◆ YOUR GOAL: A word-for-word copy of the records below is required.

◆ GIVEN INFORMATION:
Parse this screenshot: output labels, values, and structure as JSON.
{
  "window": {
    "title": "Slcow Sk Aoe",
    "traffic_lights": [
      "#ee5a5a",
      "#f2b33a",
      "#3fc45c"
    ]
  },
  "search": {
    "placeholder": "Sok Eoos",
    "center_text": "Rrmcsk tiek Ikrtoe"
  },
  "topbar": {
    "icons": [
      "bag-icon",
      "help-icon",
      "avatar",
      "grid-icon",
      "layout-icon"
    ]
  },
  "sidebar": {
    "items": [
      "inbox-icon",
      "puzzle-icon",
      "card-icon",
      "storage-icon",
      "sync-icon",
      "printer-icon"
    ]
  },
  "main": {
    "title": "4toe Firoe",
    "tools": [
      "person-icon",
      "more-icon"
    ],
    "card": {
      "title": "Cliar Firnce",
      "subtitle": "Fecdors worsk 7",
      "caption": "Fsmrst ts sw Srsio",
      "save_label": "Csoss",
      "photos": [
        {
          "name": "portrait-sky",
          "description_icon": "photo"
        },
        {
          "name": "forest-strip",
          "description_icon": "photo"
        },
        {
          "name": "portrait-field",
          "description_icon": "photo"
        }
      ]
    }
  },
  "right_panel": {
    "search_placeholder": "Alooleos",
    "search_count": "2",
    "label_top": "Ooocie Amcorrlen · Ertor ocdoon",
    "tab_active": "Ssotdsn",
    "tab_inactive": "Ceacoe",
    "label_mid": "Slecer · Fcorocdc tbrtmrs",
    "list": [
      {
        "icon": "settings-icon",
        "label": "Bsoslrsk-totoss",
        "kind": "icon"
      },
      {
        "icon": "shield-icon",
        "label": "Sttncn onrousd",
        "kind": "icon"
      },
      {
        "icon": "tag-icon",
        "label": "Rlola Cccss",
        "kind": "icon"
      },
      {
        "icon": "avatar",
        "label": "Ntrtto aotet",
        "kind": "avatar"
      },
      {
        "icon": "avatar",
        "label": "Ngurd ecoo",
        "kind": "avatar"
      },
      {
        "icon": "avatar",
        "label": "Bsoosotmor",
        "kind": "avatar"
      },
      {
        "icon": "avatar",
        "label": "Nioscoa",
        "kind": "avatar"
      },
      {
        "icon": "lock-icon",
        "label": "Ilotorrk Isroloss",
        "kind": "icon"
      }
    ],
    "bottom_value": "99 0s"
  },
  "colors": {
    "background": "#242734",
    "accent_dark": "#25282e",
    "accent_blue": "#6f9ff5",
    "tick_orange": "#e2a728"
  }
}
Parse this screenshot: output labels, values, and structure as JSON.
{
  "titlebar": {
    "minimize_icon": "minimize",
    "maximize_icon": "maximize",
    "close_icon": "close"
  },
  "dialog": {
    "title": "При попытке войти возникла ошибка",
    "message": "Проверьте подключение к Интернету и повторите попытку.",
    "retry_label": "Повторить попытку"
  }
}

◆ RESPONSE:
Parse this screenshot: output labels, values, and structure as JSON.
{
  "window": {
    "title": "Slcow Sk Aoe",
    "traffic_lights": [
      "#ee5a5a",
      "#f2b33a",
      "#3fc45c"
    ]
  },
  "search": {
    "placeholder": "Sok Eoos",
    "center_text": "Rrmcsk tiek Ikrtoe"
  },
  "topbar": {
    "icons": [
      "bag-icon",
      "help-icon",
      "avatar",
      "grid-icon",
      "layout-icon"
    ]
  },
  "sidebar": {
    "items": [
      "inbox-icon",
      "puzzle-icon",
      "card-icon",
      "storage-icon",
      "sync-icon",
      "printer-icon"
    ]
  },
  "main": {
    "title": "4toe Firoe",
    "tools": [
      "person-icon",
      "more-icon"
    ],
    "card": {
      "title": "Cliar Firnce",
      "subtitle": "Fecdors worsk 7",
      "caption": "Fsmrst ts sw Srsio",
      "save_label": "Csoss",
      "photos": [
        {
          "name": "portrait-sky",
          "description_icon": "photo"
        },
        {
          "name": "forest-strip",
          "description_icon": "photo"
        },
        {
          "name": "portrait-field",
          "description_icon": "photo"
        }
      ]
    }
  },
  "right_panel": {
    "search_placeholder": "Alooleos",
    "search_count": "2",
    "label_top": "Ooocie Amcorrlen · Ertor ocdoon",
    "tab_active": "Ssotdsn",
    "tab_inactive": "Ceacoe",
    "label_mid": "Slecer · Fcorocdc tbrtmrs",
    "list": [
      {
        "icon": "settings-icon",
        "label": "Bsoslrsk-totoss",
        "kind": "icon"
      },
      {
        "icon": "shield-icon",
        "label": "Sttncn onrousd",
        "kind": "icon"
      },
      {
        "icon": "tag-icon",
        "label": "Rlola Cccss",
        "kind": "icon"
      },
      {
        "icon": "avatar",
        "label": "Ntrtto aotet",
        "kind": "avatar"
      },
      {
        "icon": "avatar",
        "label": "Ngurd ecoo",
        "kind": "avatar"
      },
      {
        "icon": "avatar",
        "label": "Bsoosotmor",
        "kind": "avatar"
      },
      {
        "icon": "avatar",
        "label": "Nioscoa",
        "kind": "avatar"
      },
      {
        "icon": "lock-icon",
        "label": "Ilotorrk Isroloss",
        "kind": "icon"
      }
    ],
    "bottom_value": "99 0s"
  },
  "colors": {
    "background": "#242734",
    "accent_dark": "#25282e",
    "accent_blue": "#6f9ff5",
    "tick_orange": "#e2a728"
  }
}
Parse this screenshot: output labels, values, and structure as JSON.
{
  "titlebar": {
    "minimize_icon": "minimize",
    "maximize_icon": "maximize",
    "close_icon": "close"
  },
  "dialog": {
    "title": "При попытке войти возникла ошибка",
    "message": "Проверьте подключение к Интернету и повторите попытку.",
    "retry_label": "Повторить попытку"
  }
}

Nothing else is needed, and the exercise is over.